The human brain carves “ruts”—actual grooves which are shaped as they respond to repeated stimuli. Given enough repetition of the same stimuli, the brain creates so-called “neural pathways” that can determine how we think and respond—even for the rest of our lives. How we think, not to mention what we think, becomes part of our outlook and behavior. We don’t even know it’s happening. But the more we practice a certain behavior, the more it becomes part of us, of who we are and how we negotiate life. It is possible, they tell us, to form new grooves by changing our responses or learning new skills. It takes time, as new habits always do, to re-form the brain.
The author of the above quote, the Swiss psychologist and medical doctor, Paul Tournier, clearly welcomed “being jolted by life” in order to grow beyond his comfortable ruts. The quote continues: “…and this has stimulated my development.”
What other ruts have I formed that I need to be jolted out of? How will I recognize them? How badly do I want to get away from “same old, same old”? Do I dare ask the closest person to me to identify a rut or two in my life? I might begin by watching how I spend my days or weeks or how I respond to people or ideas or suggestions.
Life’s jolts, as unwelcome as they may be, might actually do us the service of helping us develop in new ways.
On the other hand, there are some ruts we do not want or need to break out of. Good habits, certainly, should stay habits.
Neural pathways are actually a created feature of the brain which allows children at the beginning of their brain’s shaping to retain learning. Reading them the best stories over and over again, memorizing poems or songs, drilling the multiplication table, even a repeated telling of Grandpa’s funny but harmless pranks gives them, shall we say, grooves of thinking-patterns as well as knowledge they will be able to draw from into adulthood.
Likewise, routines in a family’s day are helpful ruts: supper around the table, then stories, then bedtime. These “ruts” give security to a child, as well as the growing awareness that there is a predictable order which involves thought and planning ahead on someone’s part.
Interestingly, a concert pianist depends on grooves in the brain from long and repeated practice to allow his or her fingers to fly across the keys. In those moments, the pianist is not consciously thinking about each individual note. Repeated practice has worn the score, so to speak, into their unconscious thought which is then able to come out their fingertips.
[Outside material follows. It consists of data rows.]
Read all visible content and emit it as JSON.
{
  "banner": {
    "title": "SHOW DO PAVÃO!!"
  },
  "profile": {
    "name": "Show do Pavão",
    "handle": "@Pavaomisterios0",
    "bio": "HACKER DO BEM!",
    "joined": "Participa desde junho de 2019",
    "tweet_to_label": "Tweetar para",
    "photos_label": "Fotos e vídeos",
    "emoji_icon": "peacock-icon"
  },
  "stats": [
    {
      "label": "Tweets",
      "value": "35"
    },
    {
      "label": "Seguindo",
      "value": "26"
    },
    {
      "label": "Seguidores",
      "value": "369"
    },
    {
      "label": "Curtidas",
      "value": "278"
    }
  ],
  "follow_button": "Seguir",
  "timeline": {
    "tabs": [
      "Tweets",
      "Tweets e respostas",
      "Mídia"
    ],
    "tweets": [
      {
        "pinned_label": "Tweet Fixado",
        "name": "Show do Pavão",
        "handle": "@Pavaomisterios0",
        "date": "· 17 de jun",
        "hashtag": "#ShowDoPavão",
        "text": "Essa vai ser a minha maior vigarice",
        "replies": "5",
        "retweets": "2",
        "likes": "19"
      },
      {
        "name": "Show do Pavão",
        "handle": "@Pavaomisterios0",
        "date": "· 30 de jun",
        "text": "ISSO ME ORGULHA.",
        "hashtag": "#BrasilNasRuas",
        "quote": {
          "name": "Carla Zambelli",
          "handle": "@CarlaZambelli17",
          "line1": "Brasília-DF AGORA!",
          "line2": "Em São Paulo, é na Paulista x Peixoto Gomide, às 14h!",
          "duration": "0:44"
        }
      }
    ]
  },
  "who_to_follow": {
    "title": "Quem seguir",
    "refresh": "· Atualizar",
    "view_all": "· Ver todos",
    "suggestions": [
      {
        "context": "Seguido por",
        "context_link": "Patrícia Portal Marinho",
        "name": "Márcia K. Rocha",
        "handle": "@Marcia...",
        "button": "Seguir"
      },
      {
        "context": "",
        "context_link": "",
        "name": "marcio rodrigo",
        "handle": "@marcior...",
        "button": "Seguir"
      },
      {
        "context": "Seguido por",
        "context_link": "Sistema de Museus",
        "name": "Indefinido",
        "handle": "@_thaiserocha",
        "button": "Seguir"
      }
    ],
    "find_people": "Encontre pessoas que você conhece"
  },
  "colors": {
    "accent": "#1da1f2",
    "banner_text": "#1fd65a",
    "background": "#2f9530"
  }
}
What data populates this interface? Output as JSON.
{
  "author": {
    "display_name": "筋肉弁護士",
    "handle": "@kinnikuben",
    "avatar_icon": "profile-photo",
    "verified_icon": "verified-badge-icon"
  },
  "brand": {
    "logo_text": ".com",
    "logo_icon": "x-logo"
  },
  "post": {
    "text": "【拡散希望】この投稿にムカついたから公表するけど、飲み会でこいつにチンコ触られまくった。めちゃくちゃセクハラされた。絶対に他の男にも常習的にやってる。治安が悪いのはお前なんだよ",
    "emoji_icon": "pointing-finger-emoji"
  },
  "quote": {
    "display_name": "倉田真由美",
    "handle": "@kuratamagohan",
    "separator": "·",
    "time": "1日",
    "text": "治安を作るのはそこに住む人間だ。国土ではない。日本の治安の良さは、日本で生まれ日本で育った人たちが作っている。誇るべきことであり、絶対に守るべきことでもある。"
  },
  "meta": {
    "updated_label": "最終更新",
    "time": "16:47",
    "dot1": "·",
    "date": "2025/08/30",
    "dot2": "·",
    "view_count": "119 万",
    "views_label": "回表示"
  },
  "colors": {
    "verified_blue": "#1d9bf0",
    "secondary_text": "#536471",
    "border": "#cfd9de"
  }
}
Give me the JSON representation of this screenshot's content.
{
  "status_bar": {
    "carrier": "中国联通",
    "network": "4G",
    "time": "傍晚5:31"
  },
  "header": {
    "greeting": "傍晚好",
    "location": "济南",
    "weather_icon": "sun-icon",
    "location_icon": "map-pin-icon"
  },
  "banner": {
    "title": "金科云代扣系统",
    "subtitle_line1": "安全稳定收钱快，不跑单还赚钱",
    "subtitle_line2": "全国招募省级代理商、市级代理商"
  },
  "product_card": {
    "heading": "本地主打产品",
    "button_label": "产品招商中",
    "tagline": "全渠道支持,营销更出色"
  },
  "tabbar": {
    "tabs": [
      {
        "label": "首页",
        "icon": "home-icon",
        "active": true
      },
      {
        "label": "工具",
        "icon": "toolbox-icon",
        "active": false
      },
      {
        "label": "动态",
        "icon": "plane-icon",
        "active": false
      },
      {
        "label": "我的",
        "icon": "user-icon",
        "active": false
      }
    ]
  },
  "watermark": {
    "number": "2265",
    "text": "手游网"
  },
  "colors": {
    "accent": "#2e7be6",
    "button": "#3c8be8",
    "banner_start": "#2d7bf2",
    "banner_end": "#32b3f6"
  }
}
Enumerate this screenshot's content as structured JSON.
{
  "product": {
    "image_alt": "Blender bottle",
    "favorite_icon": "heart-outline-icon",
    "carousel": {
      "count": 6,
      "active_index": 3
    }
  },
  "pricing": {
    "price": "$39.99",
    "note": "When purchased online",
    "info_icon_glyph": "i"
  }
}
Learning a language requires a similar routine that is crucial to mastering it. I knew I was getting the hang of learning German when I no longer had to “translate” every word in my head. It was starting to come out my mouth without my thinking about it. German grooves!
Justin was right, as it turns out. It was fun, getting out of my cooking rut. Date Halva was not my only discovery. I started branching out in the recipe department.
Not all new recipes I experimented with have endured. But that is not the most important thing. Breaking out was the point, trying something new. I have Justin to thank, or I may still be in my comfortable rut.
Have I ever said it? Thank you, Justin!
1 Paul Tournier "Work and Leisure," Learn to Grow Old